[Stored dataset items]
──────────

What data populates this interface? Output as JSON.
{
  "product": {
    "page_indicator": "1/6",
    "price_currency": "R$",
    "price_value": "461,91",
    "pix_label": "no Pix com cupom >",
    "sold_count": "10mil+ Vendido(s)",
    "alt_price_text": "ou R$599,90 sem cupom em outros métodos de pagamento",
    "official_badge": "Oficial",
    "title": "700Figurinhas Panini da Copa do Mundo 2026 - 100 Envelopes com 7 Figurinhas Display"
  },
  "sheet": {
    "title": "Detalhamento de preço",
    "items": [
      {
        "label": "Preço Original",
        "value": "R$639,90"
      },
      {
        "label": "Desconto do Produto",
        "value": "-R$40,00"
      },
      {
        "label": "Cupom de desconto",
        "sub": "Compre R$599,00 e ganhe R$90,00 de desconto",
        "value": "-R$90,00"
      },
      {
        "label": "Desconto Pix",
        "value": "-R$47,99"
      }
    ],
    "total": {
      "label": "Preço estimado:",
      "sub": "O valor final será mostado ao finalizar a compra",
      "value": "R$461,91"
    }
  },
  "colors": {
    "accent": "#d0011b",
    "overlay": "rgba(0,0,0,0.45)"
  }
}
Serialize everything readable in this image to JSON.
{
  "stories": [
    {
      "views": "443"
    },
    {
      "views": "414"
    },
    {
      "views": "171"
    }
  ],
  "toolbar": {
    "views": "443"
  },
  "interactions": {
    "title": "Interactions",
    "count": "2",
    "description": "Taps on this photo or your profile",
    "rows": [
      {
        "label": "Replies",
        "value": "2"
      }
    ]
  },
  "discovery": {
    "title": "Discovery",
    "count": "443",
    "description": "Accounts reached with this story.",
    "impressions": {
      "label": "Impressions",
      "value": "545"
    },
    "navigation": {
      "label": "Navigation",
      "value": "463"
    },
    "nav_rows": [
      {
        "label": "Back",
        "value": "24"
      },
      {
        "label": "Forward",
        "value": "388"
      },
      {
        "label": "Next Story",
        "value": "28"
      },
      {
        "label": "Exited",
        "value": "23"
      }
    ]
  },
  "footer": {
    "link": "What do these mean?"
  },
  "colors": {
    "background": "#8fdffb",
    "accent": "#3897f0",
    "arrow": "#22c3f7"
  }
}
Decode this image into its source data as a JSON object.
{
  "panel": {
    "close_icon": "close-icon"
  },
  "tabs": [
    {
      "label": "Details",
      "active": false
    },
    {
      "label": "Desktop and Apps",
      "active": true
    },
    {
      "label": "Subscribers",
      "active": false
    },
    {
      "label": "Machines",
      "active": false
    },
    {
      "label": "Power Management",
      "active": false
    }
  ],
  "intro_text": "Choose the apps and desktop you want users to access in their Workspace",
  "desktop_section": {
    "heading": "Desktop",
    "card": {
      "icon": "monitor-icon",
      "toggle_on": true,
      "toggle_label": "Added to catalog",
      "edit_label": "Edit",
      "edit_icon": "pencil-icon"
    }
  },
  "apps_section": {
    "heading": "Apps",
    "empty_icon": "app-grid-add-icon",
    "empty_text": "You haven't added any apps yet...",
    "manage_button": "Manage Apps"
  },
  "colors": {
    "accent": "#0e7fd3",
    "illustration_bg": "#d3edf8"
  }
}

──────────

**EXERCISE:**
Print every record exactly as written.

**SOLUTION FOR THIS PROBLEM:**
What data populates this interface? Output as JSON.
{
  "product": {
    "page_indicator": "1/6",
    "price_currency": "R$",
    "price_value": "461,91",
    "pix_label": "no Pix com cupom >",
    "sold_count": "10mil+ Vendido(s)",
    "alt_price_text": "ou R$599,90 sem cupom em outros métodos de pagamento",
    "official_badge": "Oficial",
    "title": "700Figurinhas Panini da Copa do Mundo 2026 - 100 Envelopes com 7 Figurinhas Display"
  },
  "sheet": {
    "title": "Detalhamento de preço",
    "items": [
      {
        "label": "Preço Original",
        "value": "R$639,90"
      },
      {
        "label": "Desconto do Produto",
        "value": "-R$40,00"
      },
      {
        "label": "Cupom de desconto",
        "sub": "Compre R$599,00 e ganhe R$90,00 de desconto",
        "value": "-R$90,00"
      },
      {
        "label": "Desconto Pix",
        "value": "-R$47,99"
      }
    ],
    "total": {
      "label": "Preço estimado:",
      "sub": "O valor final será mostado ao finalizar a compra",
      "value": "R$461,91"
    }
  },
  "colors": {
    "accent": "#d0011b",
    "overlay": "rgba(0,0,0,0.45)"
  }
}
Serialize everything readable in this image to JSON.
{
  "stories": [
    {
      "views": "443"
    },
    {
      "views": "414"
    },
    {
      "views": "171"
    }
  ],
  "toolbar": {
    "views": "443"
  },
  "interactions": {
    "title": "Interactions",
    "count": "2",
    "description": "Taps on this photo or your profile",
    "rows": [
      {
        "label": "Replies",
        "value": "2"
      }
    ]
  },
  "discovery": {
    "title": "Discovery",
    "count": "443",
    "description": "Accounts reached with this story.",
    "impressions": {
      "label": "Impressions",
      "value": "545"
    },
    "navigation": {
      "label": "Navigation",
      "value": "463"
    },
    "nav_rows": [
      {
        "label": "Back",
        "value": "24"
      },
      {
        "label": "Forward",
        "value": "388"
      },
      {
        "label": "Next Story",
        "value": "28"
      },
      {
        "label": "Exited",
        "value": "23"
      }
    ]
  },
  "footer": {
    "link": "What do these mean?"
  },
  "colors": {
    "background": "#8fdffb",
    "accent": "#3897f0",
    "arrow": "#22c3f7"
  }
}
Decode this image into its source data as a JSON object.
{
  "panel": {
    "close_icon": "close-icon"
  },
  "tabs": [
    {
      "label": "Details",
      "active": false
    },
    {
      "label": "Desktop and Apps",
      "active": true
    },
    {
      "label": "Subscribers",
      "active": false
    },
    {
      "label": "Machines",
      "active": false
    },
    {
      "label": "Power Management",
      "active": false
    }
  ],
  "intro_text": "Choose the apps and desktop you want users to access in their Workspace",
  "desktop_section": {
    "heading": "Desktop",
    "card": {
      "icon": "monitor-icon",
      "toggle_on": true,
      "toggle_label": "Added to catalog",
      "edit_label": "Edit",
      "edit_icon": "pencil-icon"
    }
  },
  "apps_section": {
    "heading": "Apps",
    "empty_icon": "app-grid-add-icon",
    "empty_text": "You haven't added any apps yet...",
    "manage_button": "Manage Apps"
  },
  "colors": {
    "accent": "#0e7fd3",
    "illustration_bg": "#d3edf8"
  }
}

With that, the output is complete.